I spent Black Friday at home, with my family, working through my to-do list. Aside from lunch, we didn’t venture out to buy a thing.

 

What If We Reviewed Movies The Same Way We Review Tablets?

What if we reviewed movies that same way that we review tablets? That is, don’t rate them based on their own merits but always relative to some other popular movie, allow lots of subjective, unsupported assertions and conclude that popularity equals quality. So if we assume that Spiderman was the benchmark du jour, it might go something like this:

Avengers had quite a few popular characters in it, but the fatal flaw was that there was no Spiderman. However, everyone noted that many of the characters closely copied Spiderman in having an alternate identity, special powers and a snazzy costume, it was clear that these were to make the characters more like Spiderman, who is the leader in the super hero space. While the movie was entertaining, it just didn’t have the same flow and ‘ease of watching’ that Spiderman did. And while we paid less to see the Avengers at a matinee, the quality of Spiderman clearly made it worth the extra ticket expense because everyone knows that Spiderman is just a higher quality product. We are sure that the Avengers might appeal to some people; we still believe that Spiderman is the best movie there is.

 

Application Privacy Over-Reach

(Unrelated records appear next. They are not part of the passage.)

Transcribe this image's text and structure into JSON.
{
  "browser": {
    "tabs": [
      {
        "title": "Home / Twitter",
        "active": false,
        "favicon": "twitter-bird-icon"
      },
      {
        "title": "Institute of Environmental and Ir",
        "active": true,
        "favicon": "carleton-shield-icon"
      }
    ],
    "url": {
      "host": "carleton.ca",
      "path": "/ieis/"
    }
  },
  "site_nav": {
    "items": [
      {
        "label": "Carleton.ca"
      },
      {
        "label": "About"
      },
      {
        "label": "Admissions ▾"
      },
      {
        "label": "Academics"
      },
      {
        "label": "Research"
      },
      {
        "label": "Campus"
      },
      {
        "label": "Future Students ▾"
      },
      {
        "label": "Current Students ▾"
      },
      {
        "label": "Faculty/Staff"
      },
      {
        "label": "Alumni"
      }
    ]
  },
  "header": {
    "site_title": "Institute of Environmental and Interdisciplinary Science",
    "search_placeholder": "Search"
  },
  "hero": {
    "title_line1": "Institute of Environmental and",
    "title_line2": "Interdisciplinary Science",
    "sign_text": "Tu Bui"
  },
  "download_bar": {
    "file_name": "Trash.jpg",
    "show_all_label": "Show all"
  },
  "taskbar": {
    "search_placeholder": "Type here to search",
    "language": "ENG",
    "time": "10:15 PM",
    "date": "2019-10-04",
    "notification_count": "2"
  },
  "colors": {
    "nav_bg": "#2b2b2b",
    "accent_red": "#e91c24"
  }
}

The amount of attempted privacy over-reach in mobile apps is approaching appalling. The number of mobile applications either out of the box or via subsequent updates that require the privilege to access (and in some cases upload) your contacts from your device is growing. In most cases it seems the same reason is given for this invasive action: it is for *your* convenience. Meh. It is unnecessary, plain and simple. Twitter, Facebook, Foursquare, Yelp, Linkedin, Path, Gowalla and others all do this – with or without your permission or knowledge. I mean, why would an application that is supposed to serve as a remote control for you TV need access to you contacts?

Second to the contacts grab is the gratuitous need to have fine grained location information for no apparent reason. For example, why would an application that identifies music need your fine location to work? What does that have to do with music recognition? It seems to be just collecting data for the sake of collecting it.

It is beginning to get even more obnoxious. Some web-based services are not allowing users to create their own username and passwords. Rather they try to force you to log in using your Twitter or Facebook accounts. And with few exceptions they require access to your contacts and other inappropriate information. Some applications (typically browser) are taking this approach. This is even more heinous as now not only do they have your contact information they have a record of every site you visit and every keystroke that you type into every site that you visit. Think about that before you run something like RockMelt.

Be aware of what permissions sites and applications ‘require’ and don’t be afraid to say no. After all, it is your data that is being given away. And once it is gone, chances are you’ll never get it back or get it deleted.